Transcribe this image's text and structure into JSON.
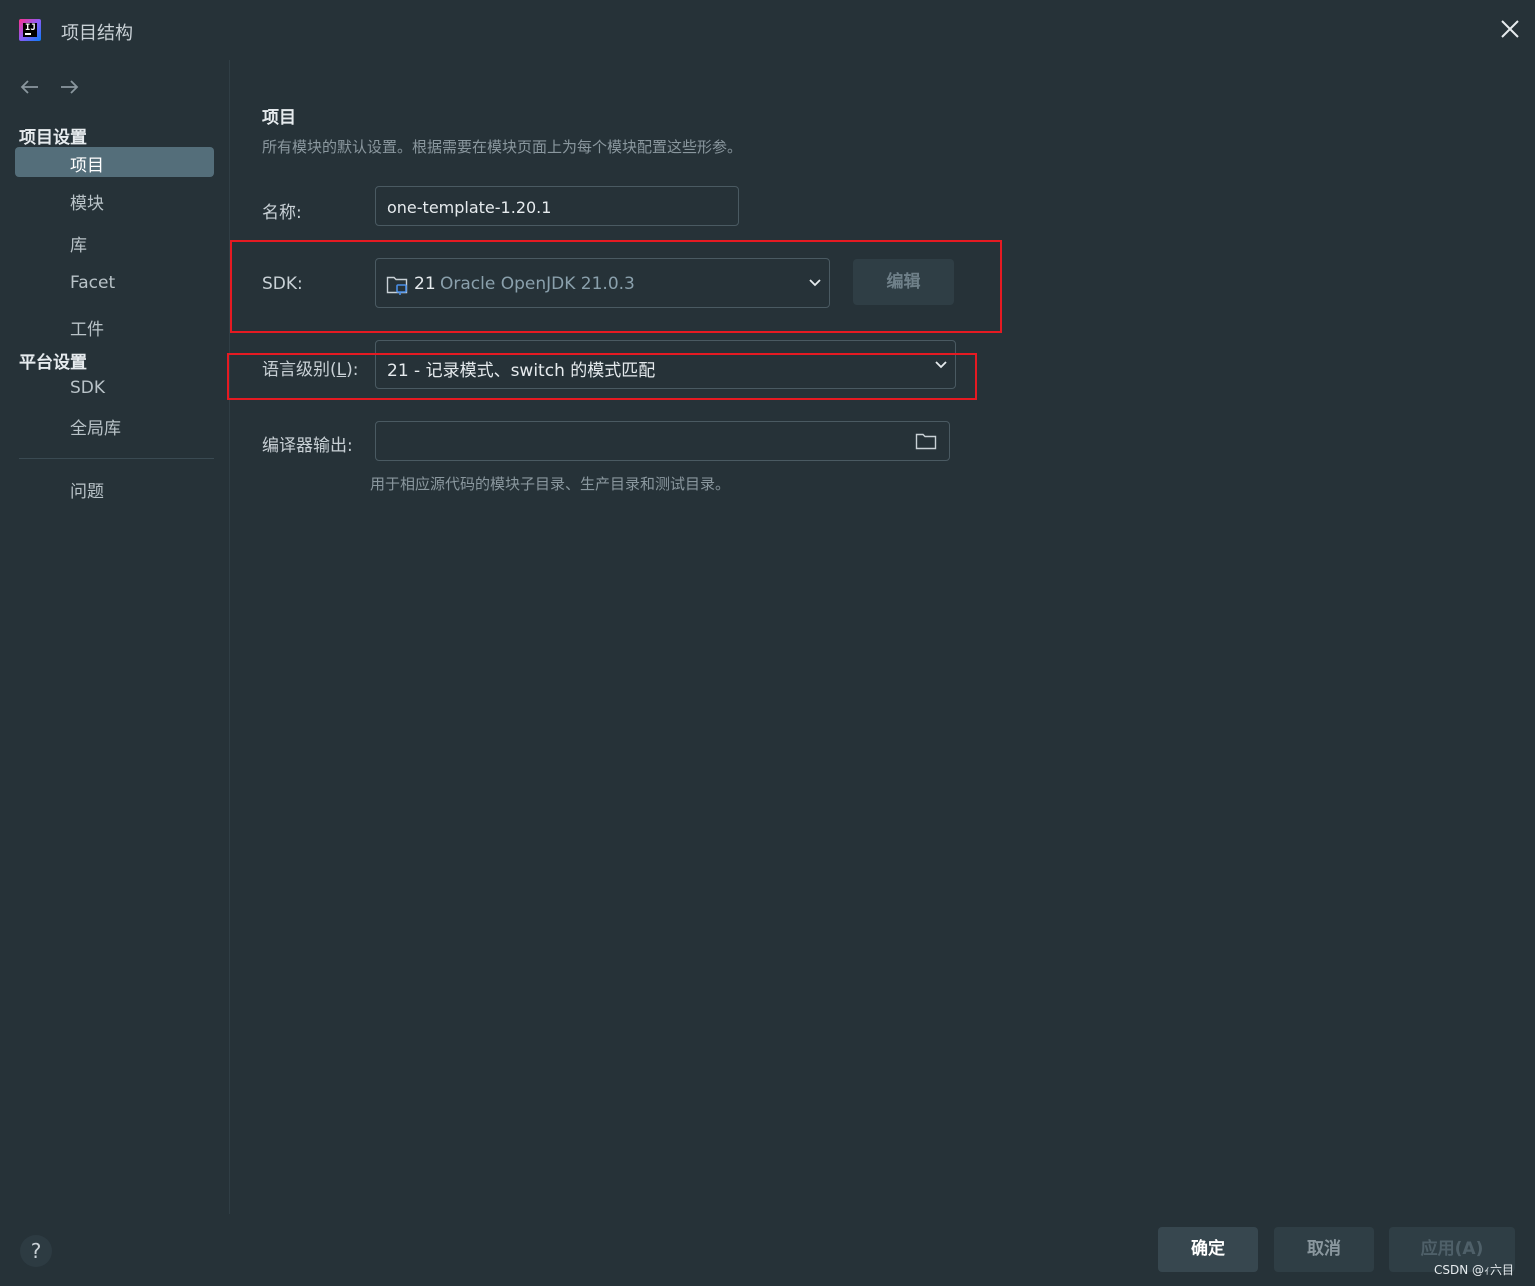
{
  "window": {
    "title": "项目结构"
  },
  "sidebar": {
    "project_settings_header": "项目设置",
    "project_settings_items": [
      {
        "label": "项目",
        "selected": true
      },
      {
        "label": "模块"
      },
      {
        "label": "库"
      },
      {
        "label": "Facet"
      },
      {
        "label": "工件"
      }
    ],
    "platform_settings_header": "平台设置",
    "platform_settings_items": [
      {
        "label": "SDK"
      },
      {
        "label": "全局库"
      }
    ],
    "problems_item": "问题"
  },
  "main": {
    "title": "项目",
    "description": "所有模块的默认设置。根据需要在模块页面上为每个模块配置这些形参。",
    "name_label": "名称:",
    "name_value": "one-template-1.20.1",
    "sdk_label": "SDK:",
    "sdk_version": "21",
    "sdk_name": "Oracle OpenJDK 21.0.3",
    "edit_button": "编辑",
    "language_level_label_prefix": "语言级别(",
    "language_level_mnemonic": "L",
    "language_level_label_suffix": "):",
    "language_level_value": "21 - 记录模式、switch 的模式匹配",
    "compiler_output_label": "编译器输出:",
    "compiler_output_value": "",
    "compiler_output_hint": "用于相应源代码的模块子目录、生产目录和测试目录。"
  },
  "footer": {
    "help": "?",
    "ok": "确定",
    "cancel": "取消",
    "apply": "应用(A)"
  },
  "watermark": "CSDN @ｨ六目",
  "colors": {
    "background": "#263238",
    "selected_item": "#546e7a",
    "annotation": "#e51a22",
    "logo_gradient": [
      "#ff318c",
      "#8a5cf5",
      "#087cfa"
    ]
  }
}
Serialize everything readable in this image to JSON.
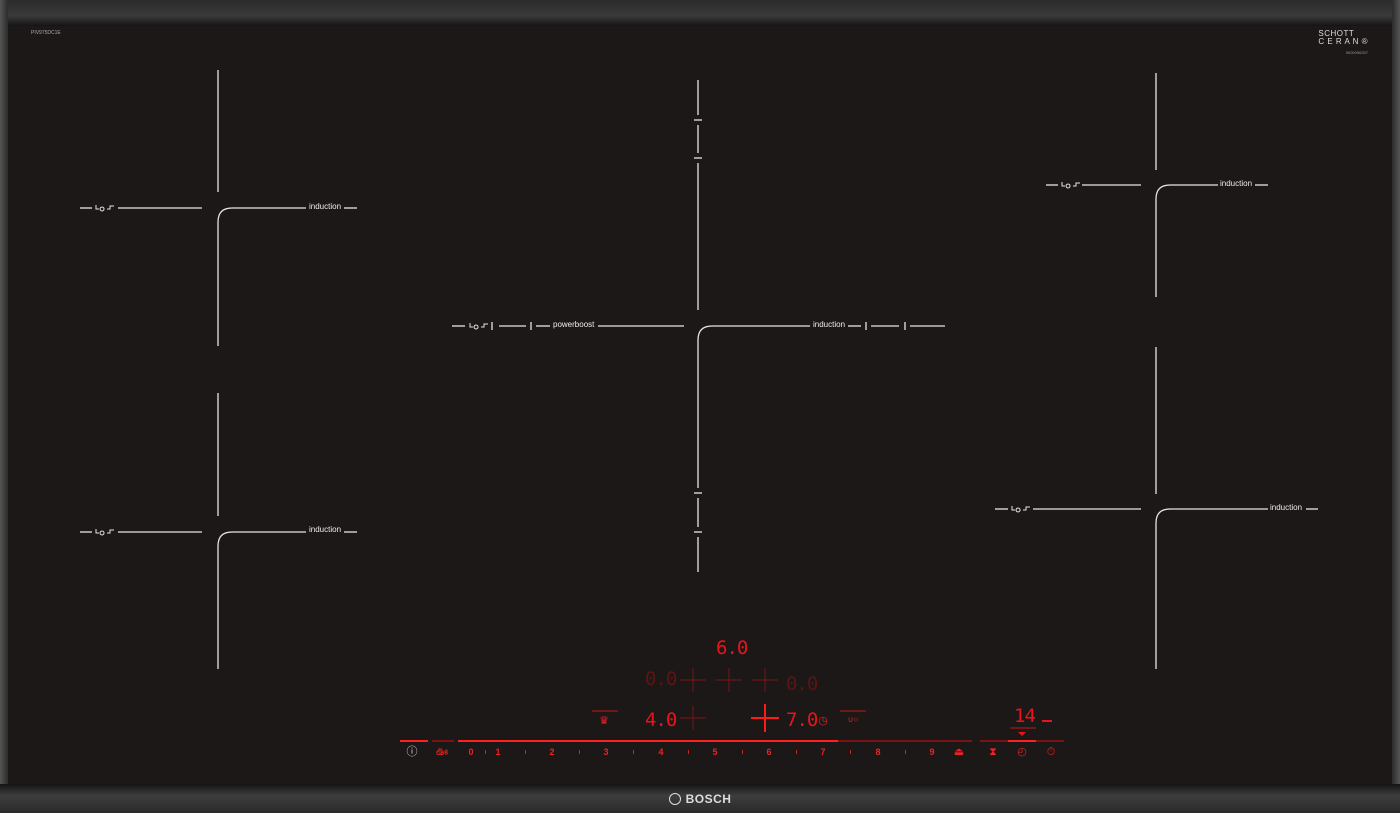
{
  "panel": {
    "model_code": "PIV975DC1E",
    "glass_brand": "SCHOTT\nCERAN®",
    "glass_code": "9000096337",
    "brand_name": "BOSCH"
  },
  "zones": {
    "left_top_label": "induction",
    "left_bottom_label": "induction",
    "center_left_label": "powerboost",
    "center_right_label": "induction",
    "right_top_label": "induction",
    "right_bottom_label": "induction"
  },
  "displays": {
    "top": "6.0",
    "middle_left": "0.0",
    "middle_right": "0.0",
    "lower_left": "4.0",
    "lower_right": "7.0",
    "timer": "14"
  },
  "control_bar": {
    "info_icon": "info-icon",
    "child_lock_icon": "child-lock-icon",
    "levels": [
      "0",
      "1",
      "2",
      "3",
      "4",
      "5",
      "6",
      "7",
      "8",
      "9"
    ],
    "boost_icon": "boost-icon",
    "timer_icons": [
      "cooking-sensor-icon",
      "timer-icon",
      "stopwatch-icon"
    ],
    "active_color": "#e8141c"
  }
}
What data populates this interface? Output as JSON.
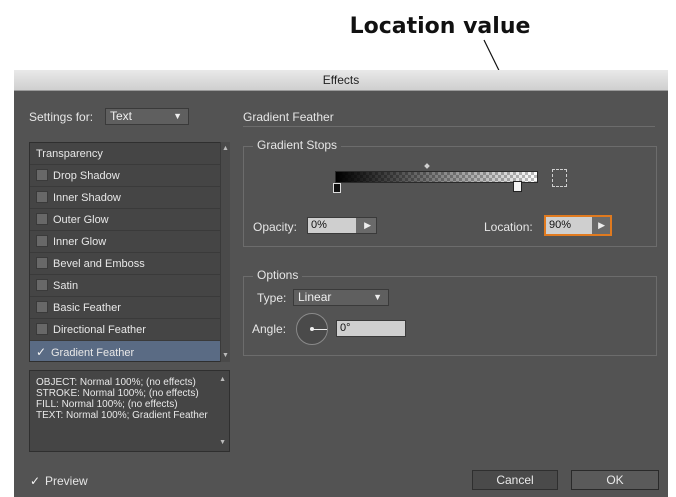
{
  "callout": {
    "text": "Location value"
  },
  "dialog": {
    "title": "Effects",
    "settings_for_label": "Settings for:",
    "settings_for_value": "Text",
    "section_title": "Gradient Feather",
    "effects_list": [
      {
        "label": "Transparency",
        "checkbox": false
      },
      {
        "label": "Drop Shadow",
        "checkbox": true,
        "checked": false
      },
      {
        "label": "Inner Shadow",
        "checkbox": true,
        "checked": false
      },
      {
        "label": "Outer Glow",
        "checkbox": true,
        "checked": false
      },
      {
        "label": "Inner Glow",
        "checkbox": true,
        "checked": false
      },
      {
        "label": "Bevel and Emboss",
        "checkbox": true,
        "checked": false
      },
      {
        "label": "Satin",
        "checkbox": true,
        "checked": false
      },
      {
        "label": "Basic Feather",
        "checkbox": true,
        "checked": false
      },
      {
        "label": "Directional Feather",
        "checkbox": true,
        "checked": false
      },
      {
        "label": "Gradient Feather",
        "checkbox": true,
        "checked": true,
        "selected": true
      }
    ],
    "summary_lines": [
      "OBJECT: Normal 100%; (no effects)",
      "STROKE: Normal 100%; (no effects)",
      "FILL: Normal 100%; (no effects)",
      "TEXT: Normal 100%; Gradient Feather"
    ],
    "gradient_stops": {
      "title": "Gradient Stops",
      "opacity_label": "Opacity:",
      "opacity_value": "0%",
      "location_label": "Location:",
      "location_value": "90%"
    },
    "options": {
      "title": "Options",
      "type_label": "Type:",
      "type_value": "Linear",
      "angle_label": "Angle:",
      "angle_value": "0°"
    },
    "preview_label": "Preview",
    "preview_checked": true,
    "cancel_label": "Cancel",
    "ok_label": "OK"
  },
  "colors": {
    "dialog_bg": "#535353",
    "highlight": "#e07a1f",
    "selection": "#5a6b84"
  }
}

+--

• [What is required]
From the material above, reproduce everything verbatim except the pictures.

• [Result of this exercise]
Transcribe this image's text and structure into JSON.
{
  "window": {
    "title": "项目结构"
  },
  "sidebar": {
    "project_settings_header": "项目设置",
    "project_settings_items": [
      {
        "label": "项目",
        "selected": true
      },
      {
        "label": "模块"
      },
      {
        "label": "库"
      },
      {
        "label": "Facet"
      },
      {
        "label": "工件"
      }
    ],
    "platform_settings_header": "平台设置",
    "platform_settings_items": [
      {
        "label": "SDK"
      },
      {
        "label": "全局库"
      }
    ],
    "problems_item": "问题"
  },
  "main": {
    "title": "项目",
    "description": "所有模块的默认设置。根据需要在模块页面上为每个模块配置这些形参。",
    "name_label": "名称:",
    "name_value": "one-template-1.20.1",
    "sdk_label": "SDK:",
    "sdk_version": "21",
    "sdk_name": "Oracle OpenJDK 21.0.3",
    "edit_button": "编辑",
    "language_level_label_prefix": "语言级别(",
    "language_level_mnemonic": "L",
    "language_level_label_suffix": "):",
    "language_level_value": "21 - 记录模式、switch 的模式匹配",
    "compiler_output_label": "编译器输出:",
    "compiler_output_value": "",
    "compiler_output_hint": "用于相应源代码的模块子目录、生产目录和测试目录。"
  },
  "footer": {
    "help": "?",
    "ok": "确定",
    "cancel": "取消",
    "apply": "应用(A)"
  },
  "watermark": "CSDN @ｨ六目",
  "colors": {
    "background": "#263238",
    "selected_item": "#546e7a",
    "annotation": "#e51a22",
    "logo_gradient": [
      "#ff318c",
      "#8a5cf5",
      "#087cfa"
    ]
  }
}
Serialize everything readable in this image to JSON.
{
  "panel": {
    "model_code": "PIV975DC1E",
    "glass_brand": "SCHOTT\nCERAN®",
    "glass_code": "9000096337",
    "brand_name": "BOSCH"
  },
  "zones": {
    "left_top_label": "induction",
    "left_bottom_label": "induction",
    "center_left_label": "powerboost",
    "center_right_label": "induction",
    "right_top_label": "induction",
    "right_bottom_label": "induction"
  },
  "displays": {
    "top": "6.0",
    "middle_left": "0.0",
    "middle_right": "0.0",
    "lower_left": "4.0",
    "lower_right": "7.0",
    "timer": "14"
  },
  "control_bar": {
    "info_icon": "info-icon",
    "child_lock_icon": "child-lock-icon",
    "levels": [
      "0",
      "1",
      "2",
      "3",
      "4",
      "5",
      "6",
      "7",
      "8",
      "9"
    ],
    "boost_icon": "boost-icon",
    "timer_icons": [
      "cooking-sensor-icon",
      "timer-icon",
      "stopwatch-icon"
    ],
    "active_color": "#e8141c"
  }
}
What data populates this interface? Output as JSON.
{
  "callout": {
    "text": "Location value"
  },
  "dialog": {
    "title": "Effects",
    "settings_for_label": "Settings for:",
    "settings_for_value": "Text",
    "section_title": "Gradient Feather",
    "effects_list": [
      {
        "label": "Transparency",
        "checkbox": false
      },
      {
        "label": "Drop Shadow",
        "checkbox": true,
        "checked": false
      },
      {
        "label": "Inner Shadow",
        "checkbox": true,
        "checked": false
      },
      {
        "label": "Outer Glow",
        "checkbox": true,
        "checked": false
      },
      {
        "label": "Inner Glow",
        "checkbox": true,
        "checked": false
      },
      {
        "label": "Bevel and Emboss",
        "checkbox": true,
        "checked": false
      },
      {
        "label": "Satin",
        "checkbox": true,
        "checked": false
      },
      {
        "label": "Basic Feather",
        "checkbox": true,
        "checked": false
      },
      {
        "label": "Directional Feather",
        "checkbox": true,
        "checked": false
      },
      {
        "label": "Gradient Feather",
        "checkbox": true,
        "checked": true,
        "selected": true
      }
    ],
    "summary_lines": [
      "OBJECT: Normal 100%; (no effects)",
      "STROKE: Normal 100%; (no effects)",
      "FILL: Normal 100%; (no effects)",
      "TEXT: Normal 100%; Gradient Feather"
    ],
    "gradient_stops": {
      "title": "Gradient Stops",
      "opacity_label": "Opacity:",
      "opacity_value": "0%",
      "location_label": "Location:",
      "location_value": "90%"
    },
    "options": {
      "title": "Options",
      "type_label": "Type:",
      "type_value": "Linear",
      "angle_label": "Angle:",
      "angle_value": "0°"
    },
    "preview_label": "Preview",
    "preview_checked": true,
    "cancel_label": "Cancel",
    "ok_label": "OK"
  },
  "colors": {
    "dialog_bg": "#535353",
    "highlight": "#e07a1f",
    "selection": "#5a6b84"
  }
}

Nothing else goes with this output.